A new pan-European survey shows the UK forging ahead in the online availability
of key public services from central and local government, and in the sophistication
of the services provided, including full two-way interaction. The survey, carried
out for the European Commission by Capgemini, one of the world’s foremost providers
of Consulting, Technology and Outsourcing services, shows that some 70% of a range
of 20 basic public services for citizens and businesses (including income tax,
social security benefits and car registration) are now available online in the
UK, compared with 58% two years ago.

However even stronger progress elsewhere in Europe means that the UK has fallen
from third to sixth place in the league table of online public service availability
– behind Austria (the leaders), Estonia, Malta, Sweden and Norway. The UK remains
ahead of major European partners such as France, Germany and Italy.

The survey also ranks the UK as number six in Europe in the maturity and sophistication
of its online public services, with an online sophistication score of 82% compared
with the European average of 75%. The survey examined 14,000 web sites in the
25 EU Member States plus Norway, Iceland and Switzerland, and was carried out
by Capgemini consultants in April 2006.

The survey shows that the maturity of online public services across the EU keeps
growing and has now reached an overall level of sophistication where full two-way
interaction between citizens and governments is the norm, and nearly 50% allow
citizens to conduct the whole process online.  This in turn leads to better, more
efficient and effective service provision.
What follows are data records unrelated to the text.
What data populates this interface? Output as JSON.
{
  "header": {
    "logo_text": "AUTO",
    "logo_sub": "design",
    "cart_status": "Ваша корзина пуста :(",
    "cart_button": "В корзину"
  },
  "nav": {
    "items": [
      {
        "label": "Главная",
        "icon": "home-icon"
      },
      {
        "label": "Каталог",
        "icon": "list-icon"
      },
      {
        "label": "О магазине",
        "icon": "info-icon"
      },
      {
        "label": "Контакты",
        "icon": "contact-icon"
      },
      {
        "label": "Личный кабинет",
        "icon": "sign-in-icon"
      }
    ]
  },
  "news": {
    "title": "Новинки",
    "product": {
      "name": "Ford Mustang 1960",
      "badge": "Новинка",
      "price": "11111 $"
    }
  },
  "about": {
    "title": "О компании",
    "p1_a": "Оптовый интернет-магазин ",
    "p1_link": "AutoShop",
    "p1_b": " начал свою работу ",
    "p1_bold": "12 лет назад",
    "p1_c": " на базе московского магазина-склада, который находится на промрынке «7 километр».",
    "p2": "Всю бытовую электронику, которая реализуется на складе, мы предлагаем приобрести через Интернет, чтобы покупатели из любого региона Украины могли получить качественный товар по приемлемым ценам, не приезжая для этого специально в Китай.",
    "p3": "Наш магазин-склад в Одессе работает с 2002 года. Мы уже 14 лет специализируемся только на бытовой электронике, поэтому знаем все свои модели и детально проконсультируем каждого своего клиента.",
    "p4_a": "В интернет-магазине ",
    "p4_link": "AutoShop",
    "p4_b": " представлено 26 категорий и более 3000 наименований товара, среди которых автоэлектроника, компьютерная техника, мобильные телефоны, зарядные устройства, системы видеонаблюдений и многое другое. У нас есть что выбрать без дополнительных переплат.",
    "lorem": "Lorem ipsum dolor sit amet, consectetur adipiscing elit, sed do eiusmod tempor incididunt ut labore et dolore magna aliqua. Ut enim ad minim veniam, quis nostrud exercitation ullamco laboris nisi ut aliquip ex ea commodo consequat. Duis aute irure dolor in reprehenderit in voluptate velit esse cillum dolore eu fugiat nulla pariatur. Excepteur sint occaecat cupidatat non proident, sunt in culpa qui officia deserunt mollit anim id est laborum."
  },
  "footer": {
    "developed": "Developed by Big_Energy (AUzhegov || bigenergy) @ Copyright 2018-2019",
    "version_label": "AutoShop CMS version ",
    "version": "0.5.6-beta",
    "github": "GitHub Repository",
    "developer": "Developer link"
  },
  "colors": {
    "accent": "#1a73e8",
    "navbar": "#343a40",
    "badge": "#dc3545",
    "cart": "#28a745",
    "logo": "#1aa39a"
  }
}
The sophistication index has risen
by 6% in the year to April 2006 in the EU 15 Member States, but 16% in the EU10
reflecting the considerable efforts made in recent years. Austria leads the on-line
public service league, followed by Malta and Estonia.

Since 2001, this survey has been measuring the share of public services fully
available on line in the EU Member States, plus Iceland, Norway and Switzerland.
Hundreds of billions of euros could be saved for European taxpayers every year
as a result of administrative modernisation across the 25 EU Member States, as
outlined in the European Commission’s eGovernment Action Plan of April 2006 (see

Welcoming the findings, Information Society and Media Commissioner Viviane Reding
said: “On-line service delivery is now a mature service delivery model in the
EU, and a new paradigm of ‘intelligent’, user-oriented e-services is beginning
to emerge. I am particularly pleased to see the new Member States making such
good progress. The key factor in their encouraging performance is strong government
sponsorship of e-Government programmes. This survey is the first concrete contribution
to the i2010 eGovernment Action Plan, and its subsequent editions will be an essential
instrument for monitoring the Action Plan”

General conclusions of the report

In 2006 the online sophistication of public service delivery in the EU Member
States has reached an overall score of 75%, while almost 50% of the measured public
services are fully available online. The different degrees of sophistication of
online public services range from ‘basic’ information provision over one-way and
two way interaction to ‘full’ electronic case handling (fully available online).

Both indicators of the survey have recorded a significant global progress of
10% for the 28 surveyed countries.

At the start of this century, the Commission’s e-Government initiatives focussed
on developing eServices (projects aimed at providing online access to public services).
These are now mostly in place, and governments are moving on to the next stage,
of developing intelligent, user-oriented e-services.

Sophistication and full availability indicators show that Austria now leads the
way in all 20 services measured[1]. Austria’s “eGovernment platform” is a class-leading example of how to optimize
a government’s eServices offering and make it almost 100% transactional. Malta
achieved the most outstanding progress ever recorded, moving from 16th to 2nd place, while Estonia moved up from 8th to equal 3rd with Sweden. Hungary has moved up from 23rd to 14th and Slovenia from 15th to 7th.

One of the i2010 eGovernment Action Plan priorities is to “make efficient and
effective eGovernment a reality”. Future editions of this survey will be geared
to measure this objective. Furthermore, this supply side measurement will be combined
with measurement of take up and government reorganisation to allow the assessment
of the impact of the i2010 eGovernment Action Plan.

[1] The 20 basic public services




Income Taxes

Social Contribution for Employees

Job Search

Corporate Tax

Social Security Benefits[1]


Personal Documents[1]

Registration of a New Company

Car Registration

Submission of Data to the Statistical Office

Application for Building Permission

Custom Declaration

Declaration to the Police

Environment-related Permits

Public Libraries

Public Procurement

Birth and Marriage Certificates


Enrolment in Higher Education


Announcement of Moving


Health-related Services



About the Capgemini Group

Capgemini, one of the world’s foremost providers of Consulting, Technology and
Outsourcing services, has a unique way of working with its clients, which it calls
the Collaborative Business Experience. Through commitment to mutual success and
the achievement of tangible value, Capgemini helps businesses implement growth
strategies, leverage technology, and thrive through the power of collaboration.
Capgemini employs approximately 61,000 people worldwide and reported 2005 global
revenues of 6,954 million euros.

More information about individual service lines, offices and research is available
at http://www.capgemini.com/

See also the full release from Brussels 


See the European Commission’s press release